The Monarchs had the final run and with it, their first victory of the season in League VIII.
After the best season in the program’s brief history last year ended one win shy of the playoffs, the Monarchs come into this season with a mostly new starting lineup. Navarra was the only full-time starter who’s back. Fellow senior and captain Marisa Balbo saw a lot of time last year, but didn’t always start.
The Monarchs lost three all-league players from last season, raising some questions as to how the new group would come together early in the season.
“I didn’t know if they knew exactly how they would mesh right away,” Calandro said. “But I think this is going to be the confidence game. If they can pull of this one, they can hang with anyone in this league.”
Both teams struggled throughout the match with serve receiving, leading to an abundance of aces. “Too many aces,” Calandro said. Both teams got on long streaks and for Stony Brook, mostly behind Katie Dahlseide.
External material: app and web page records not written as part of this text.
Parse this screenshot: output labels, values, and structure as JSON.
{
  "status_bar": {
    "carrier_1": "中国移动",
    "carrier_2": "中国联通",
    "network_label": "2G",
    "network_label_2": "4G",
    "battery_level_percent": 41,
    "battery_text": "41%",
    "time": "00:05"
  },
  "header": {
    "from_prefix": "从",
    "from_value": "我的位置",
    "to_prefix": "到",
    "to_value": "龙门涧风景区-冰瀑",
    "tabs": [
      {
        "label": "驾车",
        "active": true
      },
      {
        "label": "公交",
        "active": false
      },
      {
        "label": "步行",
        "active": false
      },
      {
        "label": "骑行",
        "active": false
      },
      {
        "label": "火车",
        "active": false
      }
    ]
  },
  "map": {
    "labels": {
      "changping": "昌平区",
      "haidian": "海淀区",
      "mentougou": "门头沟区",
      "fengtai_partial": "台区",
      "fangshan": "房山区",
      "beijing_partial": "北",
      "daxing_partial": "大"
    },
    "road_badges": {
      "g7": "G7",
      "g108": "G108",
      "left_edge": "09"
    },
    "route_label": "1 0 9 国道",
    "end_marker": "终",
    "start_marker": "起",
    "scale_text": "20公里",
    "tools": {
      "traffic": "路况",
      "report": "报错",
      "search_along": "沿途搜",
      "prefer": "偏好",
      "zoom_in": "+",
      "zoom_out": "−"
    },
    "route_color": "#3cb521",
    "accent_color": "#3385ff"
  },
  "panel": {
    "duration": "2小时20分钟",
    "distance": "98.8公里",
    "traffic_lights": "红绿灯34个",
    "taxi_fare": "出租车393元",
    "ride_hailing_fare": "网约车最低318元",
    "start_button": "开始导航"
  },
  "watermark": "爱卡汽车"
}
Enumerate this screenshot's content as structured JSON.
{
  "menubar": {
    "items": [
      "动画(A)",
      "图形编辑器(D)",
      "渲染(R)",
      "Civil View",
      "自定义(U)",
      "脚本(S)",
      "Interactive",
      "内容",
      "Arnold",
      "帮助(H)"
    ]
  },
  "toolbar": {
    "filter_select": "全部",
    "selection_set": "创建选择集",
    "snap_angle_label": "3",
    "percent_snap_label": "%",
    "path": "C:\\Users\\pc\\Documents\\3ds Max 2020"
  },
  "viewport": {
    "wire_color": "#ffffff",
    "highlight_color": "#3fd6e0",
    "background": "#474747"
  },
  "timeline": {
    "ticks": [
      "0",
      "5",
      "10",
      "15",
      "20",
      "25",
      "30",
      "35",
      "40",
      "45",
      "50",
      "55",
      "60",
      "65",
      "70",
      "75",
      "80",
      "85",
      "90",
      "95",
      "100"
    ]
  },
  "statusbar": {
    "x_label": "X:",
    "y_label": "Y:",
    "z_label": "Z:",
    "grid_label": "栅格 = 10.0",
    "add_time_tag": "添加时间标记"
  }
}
The lefty vaulted Stony Brook back from a 20-11 hole in Game 1. She ran off nine straight service points to give the Bears a 21-20 lead. They went on to win the game 25-22, a tough blow for Mercy to bounce back from.
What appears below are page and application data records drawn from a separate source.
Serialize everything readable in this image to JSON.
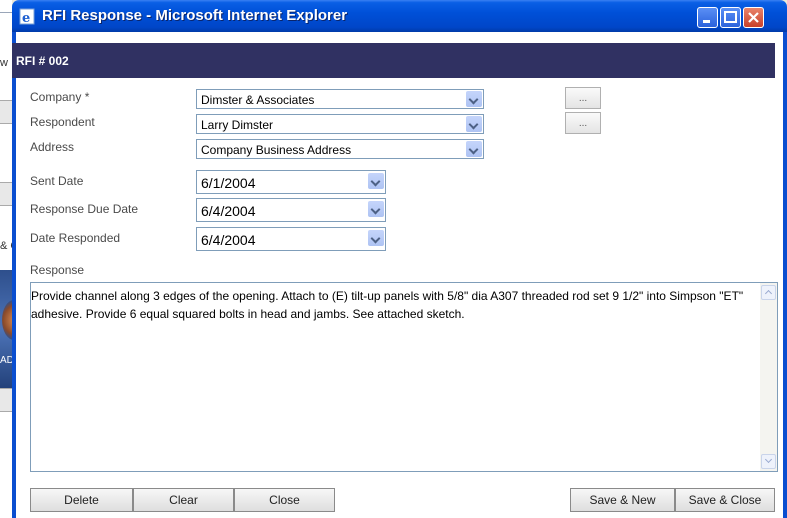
{
  "background": {
    "snippets": [
      "w",
      "& C",
      "ADM"
    ]
  },
  "window": {
    "title": "RFI Response - Microsoft Internet Explorer",
    "header": "RFI # 002"
  },
  "form": {
    "company_label": "Company *",
    "company_value": "Dimster & Associates",
    "respondent_label": "Respondent",
    "respondent_value": "Larry Dimster",
    "address_label": "Address",
    "address_value": "Company Business Address",
    "sent_date_label": "Sent Date",
    "sent_date_value": "6/1/2004",
    "due_date_label": "Response Due Date",
    "due_date_value": "6/4/2004",
    "responded_label": "Date Responded",
    "responded_value": "6/4/2004",
    "response_label": "Response",
    "response_text": "Provide channel along 3 edges of the opening.  Attach to (E) tilt-up panels with 5/8\" dia A307 threaded rod set 9 1/2\" into Simpson \"ET\" adhesive.  Provide 6 equal squared bolts in head and jambs.  See attached sketch.",
    "ellipsis": "..."
  },
  "buttons": {
    "delete": "Delete",
    "clear": "Clear",
    "close": "Close",
    "save_new": "Save & New",
    "save_close": "Save & Close"
  }
}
Stony Brook carried that momentum into an 8-2 lead in Game 2, only to see the Monarchs rally back and win the second and third games and go ahead 2-1.
And just as it looked like Mercy had the match in hand with an 11-0 lead in Game 4 behind some outstanding serving from junior Amanda Blacknik, the Bears climbed their way back into the game and pulled ahead with Dahlseide on the serve. Stony Brook closed the game out on an 11-2 run to send the match to a fifth game.
Calandro said the Monarchs struggled with the left-handed serve from Dahlseide.
“The angle coming from the left hand into the back position is odd,” he said. “I guess we haven’t practiced that enough, which we should because we have three lefties.”
Blacknik was one of those lefties who caused problems for Stony Brook.
Senior Danielle Gehring helped spark the Monarchs in Game 5 with several aces, the last of which gave the Monarchs a 9-8 lead.
Calandro said senior Caitlyn Walsh has been a much improved player this season who’s developed into a key starter.
“She’s someone I know if the ball is served to her, she’s going to pass it to the setter,” he said.
Junior Fiona Nuñez had a strong game for the Monarchs as well, delivering big kill after big kill.
The Monarchs have a week off before returning to the court next Thursday at Greenport.